I came to understand that my own focus on Harvard was a matter of not sophistication but narrowness. I grew up in an unworldly blue-collar environment. Getting perfect grades and attending an elite college was one of the few ways up I could see.
My four have been raised in an upper-middle-class world. They look around and see lots of avenues to success. My wife’s two brothers struggled as students at mainstream colleges and both have made wonderful full lives, one as a salesman, the other as a builder. Each found his own best path. Each knows excellence.
Here, it seems, is the essential question of class.
I completely accept that there are many paths to personal happiness and many routes to individual excellence.
Yet there are, of course, fundamental differences between finding happiness within the options that are available to you and having many choices about where one might seek happiness.

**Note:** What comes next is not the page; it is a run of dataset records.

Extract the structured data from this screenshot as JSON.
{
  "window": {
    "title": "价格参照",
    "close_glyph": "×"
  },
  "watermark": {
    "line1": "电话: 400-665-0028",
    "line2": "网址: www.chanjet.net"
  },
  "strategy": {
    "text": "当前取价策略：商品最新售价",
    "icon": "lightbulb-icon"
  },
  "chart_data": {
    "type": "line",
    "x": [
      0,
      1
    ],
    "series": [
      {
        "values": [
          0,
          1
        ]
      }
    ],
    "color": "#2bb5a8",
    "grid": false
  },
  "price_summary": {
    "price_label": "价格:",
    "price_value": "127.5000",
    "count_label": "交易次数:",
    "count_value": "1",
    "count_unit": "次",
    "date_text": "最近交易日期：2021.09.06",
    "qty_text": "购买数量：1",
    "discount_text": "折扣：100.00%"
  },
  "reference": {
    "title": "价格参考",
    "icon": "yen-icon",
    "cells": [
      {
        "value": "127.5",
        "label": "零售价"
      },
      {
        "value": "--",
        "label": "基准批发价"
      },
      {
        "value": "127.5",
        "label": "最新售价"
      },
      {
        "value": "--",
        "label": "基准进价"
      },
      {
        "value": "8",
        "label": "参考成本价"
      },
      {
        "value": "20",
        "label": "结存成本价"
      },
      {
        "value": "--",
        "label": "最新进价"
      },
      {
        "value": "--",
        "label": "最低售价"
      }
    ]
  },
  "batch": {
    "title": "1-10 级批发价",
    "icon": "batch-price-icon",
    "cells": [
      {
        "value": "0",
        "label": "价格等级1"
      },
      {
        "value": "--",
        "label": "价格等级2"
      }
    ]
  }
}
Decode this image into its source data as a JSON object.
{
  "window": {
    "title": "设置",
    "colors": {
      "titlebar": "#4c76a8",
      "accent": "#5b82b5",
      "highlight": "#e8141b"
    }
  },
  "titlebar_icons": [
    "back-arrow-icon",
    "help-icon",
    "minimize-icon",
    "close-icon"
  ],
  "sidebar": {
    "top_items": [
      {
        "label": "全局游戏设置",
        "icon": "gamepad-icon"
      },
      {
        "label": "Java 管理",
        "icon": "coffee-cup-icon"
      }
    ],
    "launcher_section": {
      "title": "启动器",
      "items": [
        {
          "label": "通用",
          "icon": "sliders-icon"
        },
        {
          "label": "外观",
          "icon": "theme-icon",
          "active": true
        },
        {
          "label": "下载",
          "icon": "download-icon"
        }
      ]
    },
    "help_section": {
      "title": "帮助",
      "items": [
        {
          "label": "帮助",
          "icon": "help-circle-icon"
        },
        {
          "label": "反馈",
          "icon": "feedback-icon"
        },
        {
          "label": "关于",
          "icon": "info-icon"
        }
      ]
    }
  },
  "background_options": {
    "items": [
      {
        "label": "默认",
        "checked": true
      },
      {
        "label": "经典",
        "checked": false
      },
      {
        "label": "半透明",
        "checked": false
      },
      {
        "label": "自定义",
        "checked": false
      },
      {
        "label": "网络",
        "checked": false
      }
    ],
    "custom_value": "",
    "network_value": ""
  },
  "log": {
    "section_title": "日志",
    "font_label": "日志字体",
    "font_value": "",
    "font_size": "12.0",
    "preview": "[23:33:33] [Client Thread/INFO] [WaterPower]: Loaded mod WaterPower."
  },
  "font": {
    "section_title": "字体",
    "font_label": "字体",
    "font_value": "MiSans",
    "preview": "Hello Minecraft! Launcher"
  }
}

As long as institutions like Harvard are growing less accessible to kids who can’t afford the frenetic resume building now required for admissions, and as long as Harvard remains a vital route to political and economic power, the questions of admissions go beyond whether one’s own child might find personal happiness there, or whether attaining excellence as a builder will, in the end, provide personal fulfillment.
Unless, of course, the children of the elite are asking the same questions.
It seems, however, that most are not.
As long as the kids who do eventually graduate from Harvard are going to wield power over other people’s kids, and as long as the grand narrative of the culture is that those Harvard kids deserve that power because they are essentially better people than kids who went to college elsewhere (and certainly, better than those who didn’t go to college at all), admissions is a social problem, not just a problem of misguided individual choices.